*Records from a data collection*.

#####

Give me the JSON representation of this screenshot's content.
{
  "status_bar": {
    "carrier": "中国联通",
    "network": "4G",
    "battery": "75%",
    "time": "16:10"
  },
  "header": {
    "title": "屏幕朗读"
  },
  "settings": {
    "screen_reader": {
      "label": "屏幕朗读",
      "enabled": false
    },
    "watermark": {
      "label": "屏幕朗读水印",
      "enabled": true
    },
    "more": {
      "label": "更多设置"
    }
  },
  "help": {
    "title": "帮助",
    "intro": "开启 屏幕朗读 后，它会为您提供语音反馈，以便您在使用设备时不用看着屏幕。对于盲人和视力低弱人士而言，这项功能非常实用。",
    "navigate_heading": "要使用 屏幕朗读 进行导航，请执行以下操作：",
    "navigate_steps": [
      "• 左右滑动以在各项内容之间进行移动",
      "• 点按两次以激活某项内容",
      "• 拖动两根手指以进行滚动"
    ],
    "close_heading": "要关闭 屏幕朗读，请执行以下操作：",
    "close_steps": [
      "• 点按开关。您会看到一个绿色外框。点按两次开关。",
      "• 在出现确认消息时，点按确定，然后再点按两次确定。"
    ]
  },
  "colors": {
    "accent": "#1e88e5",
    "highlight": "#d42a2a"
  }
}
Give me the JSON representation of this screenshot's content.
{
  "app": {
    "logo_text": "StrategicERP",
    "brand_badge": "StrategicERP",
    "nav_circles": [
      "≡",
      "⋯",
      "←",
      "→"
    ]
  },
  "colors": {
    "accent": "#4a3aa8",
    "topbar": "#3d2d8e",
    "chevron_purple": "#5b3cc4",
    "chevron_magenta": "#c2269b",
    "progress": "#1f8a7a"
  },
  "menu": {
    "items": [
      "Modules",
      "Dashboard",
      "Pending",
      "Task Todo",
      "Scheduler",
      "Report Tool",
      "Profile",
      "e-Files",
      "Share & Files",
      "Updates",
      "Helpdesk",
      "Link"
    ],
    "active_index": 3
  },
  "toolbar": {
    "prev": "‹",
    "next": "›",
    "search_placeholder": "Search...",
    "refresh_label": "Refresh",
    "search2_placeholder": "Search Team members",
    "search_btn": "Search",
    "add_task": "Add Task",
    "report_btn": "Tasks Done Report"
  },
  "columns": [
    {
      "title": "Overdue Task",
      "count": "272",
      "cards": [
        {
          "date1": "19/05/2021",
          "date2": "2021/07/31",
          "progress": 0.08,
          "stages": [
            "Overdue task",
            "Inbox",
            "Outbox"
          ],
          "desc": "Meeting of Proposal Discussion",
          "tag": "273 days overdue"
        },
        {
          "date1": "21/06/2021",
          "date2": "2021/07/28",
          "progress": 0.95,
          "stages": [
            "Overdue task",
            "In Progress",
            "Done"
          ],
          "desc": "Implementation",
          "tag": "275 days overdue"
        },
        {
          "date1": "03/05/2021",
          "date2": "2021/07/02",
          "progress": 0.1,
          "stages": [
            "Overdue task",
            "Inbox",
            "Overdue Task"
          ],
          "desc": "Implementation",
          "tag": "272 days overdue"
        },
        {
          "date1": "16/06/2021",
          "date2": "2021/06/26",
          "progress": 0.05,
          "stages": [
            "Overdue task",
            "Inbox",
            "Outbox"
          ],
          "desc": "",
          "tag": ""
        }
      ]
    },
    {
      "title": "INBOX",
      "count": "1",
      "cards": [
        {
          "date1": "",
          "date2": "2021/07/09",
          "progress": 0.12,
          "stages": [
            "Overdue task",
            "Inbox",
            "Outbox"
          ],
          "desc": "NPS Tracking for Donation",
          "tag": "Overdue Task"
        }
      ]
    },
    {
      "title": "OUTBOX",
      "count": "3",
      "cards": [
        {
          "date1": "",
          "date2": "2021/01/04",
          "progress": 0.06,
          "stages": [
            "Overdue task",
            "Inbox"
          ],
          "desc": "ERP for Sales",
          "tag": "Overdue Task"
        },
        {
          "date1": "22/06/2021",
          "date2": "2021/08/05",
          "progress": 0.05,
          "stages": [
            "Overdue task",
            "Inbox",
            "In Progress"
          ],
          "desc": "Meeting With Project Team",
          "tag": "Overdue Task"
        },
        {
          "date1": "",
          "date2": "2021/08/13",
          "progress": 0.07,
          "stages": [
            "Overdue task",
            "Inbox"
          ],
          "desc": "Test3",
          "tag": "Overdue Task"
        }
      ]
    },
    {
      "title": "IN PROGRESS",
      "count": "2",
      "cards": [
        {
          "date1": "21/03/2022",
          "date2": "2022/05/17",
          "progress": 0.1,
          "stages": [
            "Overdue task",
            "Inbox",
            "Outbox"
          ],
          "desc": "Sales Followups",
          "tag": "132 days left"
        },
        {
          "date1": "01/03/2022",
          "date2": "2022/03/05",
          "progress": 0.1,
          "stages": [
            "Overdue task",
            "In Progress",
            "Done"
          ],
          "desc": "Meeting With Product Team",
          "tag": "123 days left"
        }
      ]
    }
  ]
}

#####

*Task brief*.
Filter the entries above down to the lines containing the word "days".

*Answer space*.
          "tag": "273 days overdue"
          "tag": "275 days overdue"
          "tag": "272 days overdue"
          "tag": "132 days left"
          "tag": "123 days left"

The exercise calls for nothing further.